Counting only the lines below that contain the word "Position", what is the total? Give it with no other words.

[Interface dataset entries]
+--

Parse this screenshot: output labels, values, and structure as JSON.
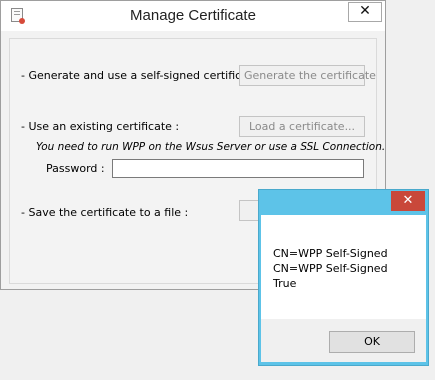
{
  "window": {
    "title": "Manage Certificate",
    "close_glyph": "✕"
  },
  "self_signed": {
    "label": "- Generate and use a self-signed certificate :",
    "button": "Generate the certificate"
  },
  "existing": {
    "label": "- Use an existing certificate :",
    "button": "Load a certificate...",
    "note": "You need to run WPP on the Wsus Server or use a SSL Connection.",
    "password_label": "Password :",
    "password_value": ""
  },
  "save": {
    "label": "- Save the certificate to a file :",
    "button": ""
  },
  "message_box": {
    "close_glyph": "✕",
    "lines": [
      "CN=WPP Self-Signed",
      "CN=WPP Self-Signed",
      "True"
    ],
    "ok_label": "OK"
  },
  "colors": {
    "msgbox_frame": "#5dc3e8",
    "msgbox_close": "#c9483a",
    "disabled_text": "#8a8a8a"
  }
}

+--

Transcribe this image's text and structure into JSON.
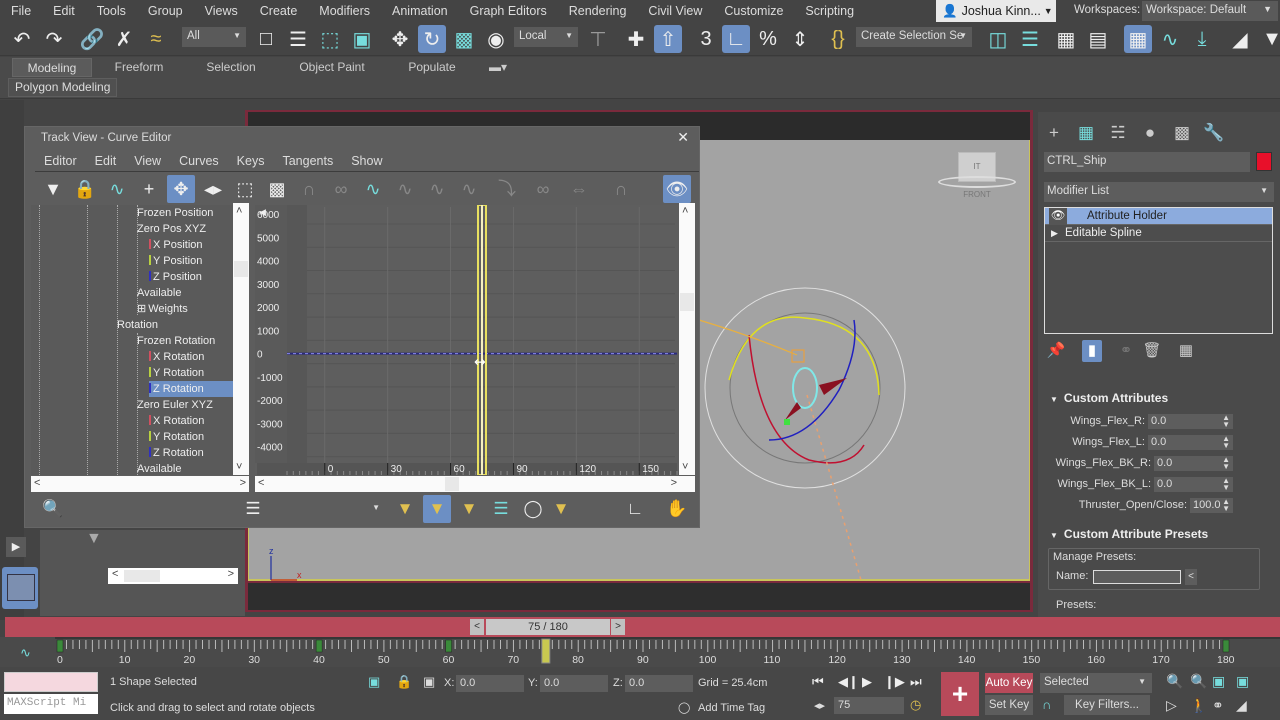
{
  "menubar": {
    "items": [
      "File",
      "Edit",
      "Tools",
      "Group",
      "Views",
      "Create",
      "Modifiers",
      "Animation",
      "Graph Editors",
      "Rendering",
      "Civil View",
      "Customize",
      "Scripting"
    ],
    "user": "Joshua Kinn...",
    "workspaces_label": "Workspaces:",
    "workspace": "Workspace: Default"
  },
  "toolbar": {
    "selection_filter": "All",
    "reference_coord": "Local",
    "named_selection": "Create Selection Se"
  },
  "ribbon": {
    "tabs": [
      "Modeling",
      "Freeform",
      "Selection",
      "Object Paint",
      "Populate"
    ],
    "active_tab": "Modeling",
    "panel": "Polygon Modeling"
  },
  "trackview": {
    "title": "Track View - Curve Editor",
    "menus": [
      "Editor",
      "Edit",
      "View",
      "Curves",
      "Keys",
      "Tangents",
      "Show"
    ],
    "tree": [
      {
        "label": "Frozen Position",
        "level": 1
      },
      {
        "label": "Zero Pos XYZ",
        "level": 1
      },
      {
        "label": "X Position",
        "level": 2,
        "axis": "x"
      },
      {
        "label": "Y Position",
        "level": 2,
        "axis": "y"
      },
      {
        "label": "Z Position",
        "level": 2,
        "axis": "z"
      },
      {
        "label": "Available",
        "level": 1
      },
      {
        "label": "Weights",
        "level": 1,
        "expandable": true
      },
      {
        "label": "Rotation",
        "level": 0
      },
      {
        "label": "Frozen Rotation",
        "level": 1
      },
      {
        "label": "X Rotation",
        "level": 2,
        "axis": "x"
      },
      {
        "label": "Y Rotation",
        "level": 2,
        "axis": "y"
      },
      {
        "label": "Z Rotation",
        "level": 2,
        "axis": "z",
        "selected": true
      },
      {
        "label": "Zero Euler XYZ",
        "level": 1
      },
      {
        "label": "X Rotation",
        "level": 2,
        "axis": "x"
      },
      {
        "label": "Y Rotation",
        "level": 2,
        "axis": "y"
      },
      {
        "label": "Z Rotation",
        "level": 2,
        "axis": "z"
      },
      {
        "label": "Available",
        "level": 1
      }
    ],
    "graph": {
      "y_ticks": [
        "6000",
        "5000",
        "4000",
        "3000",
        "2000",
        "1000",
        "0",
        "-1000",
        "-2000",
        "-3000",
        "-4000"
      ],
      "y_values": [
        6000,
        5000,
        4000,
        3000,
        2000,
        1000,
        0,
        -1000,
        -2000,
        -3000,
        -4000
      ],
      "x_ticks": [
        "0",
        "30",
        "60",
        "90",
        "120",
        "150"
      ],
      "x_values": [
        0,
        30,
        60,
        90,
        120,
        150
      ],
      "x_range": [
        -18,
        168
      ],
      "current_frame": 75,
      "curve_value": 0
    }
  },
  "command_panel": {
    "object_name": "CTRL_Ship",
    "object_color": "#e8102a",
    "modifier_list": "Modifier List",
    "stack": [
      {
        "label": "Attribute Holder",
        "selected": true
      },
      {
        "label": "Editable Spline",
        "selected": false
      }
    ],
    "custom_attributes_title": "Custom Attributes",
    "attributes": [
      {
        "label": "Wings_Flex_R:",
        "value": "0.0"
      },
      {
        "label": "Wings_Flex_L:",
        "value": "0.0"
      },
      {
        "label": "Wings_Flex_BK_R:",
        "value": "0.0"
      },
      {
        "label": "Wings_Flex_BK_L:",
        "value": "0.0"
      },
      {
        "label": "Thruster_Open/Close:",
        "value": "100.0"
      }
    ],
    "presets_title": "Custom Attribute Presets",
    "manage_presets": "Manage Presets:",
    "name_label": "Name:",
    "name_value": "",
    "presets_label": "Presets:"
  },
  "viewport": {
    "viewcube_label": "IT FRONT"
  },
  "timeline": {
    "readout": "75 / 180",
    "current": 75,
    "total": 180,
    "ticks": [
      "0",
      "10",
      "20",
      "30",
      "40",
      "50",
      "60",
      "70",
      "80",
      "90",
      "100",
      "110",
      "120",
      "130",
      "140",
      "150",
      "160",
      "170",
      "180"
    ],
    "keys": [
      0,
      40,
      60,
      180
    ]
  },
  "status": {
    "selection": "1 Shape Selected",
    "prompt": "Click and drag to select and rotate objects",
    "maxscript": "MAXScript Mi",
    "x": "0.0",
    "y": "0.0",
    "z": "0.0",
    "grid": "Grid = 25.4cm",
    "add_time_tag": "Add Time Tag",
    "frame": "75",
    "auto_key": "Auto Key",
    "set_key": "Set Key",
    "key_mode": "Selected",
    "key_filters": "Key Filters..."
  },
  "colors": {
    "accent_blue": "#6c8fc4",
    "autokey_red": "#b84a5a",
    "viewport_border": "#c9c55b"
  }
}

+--

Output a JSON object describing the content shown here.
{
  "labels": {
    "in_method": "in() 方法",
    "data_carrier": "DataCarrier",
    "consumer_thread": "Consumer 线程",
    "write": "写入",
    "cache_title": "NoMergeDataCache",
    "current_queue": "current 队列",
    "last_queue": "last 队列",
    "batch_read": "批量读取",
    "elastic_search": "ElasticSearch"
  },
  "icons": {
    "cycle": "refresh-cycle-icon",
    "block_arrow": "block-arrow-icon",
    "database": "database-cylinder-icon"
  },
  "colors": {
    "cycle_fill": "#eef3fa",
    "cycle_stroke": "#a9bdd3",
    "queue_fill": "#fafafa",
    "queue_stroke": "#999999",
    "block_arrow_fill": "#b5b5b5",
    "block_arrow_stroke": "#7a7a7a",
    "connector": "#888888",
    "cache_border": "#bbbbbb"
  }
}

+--

◆ **Result for this exercise**:
4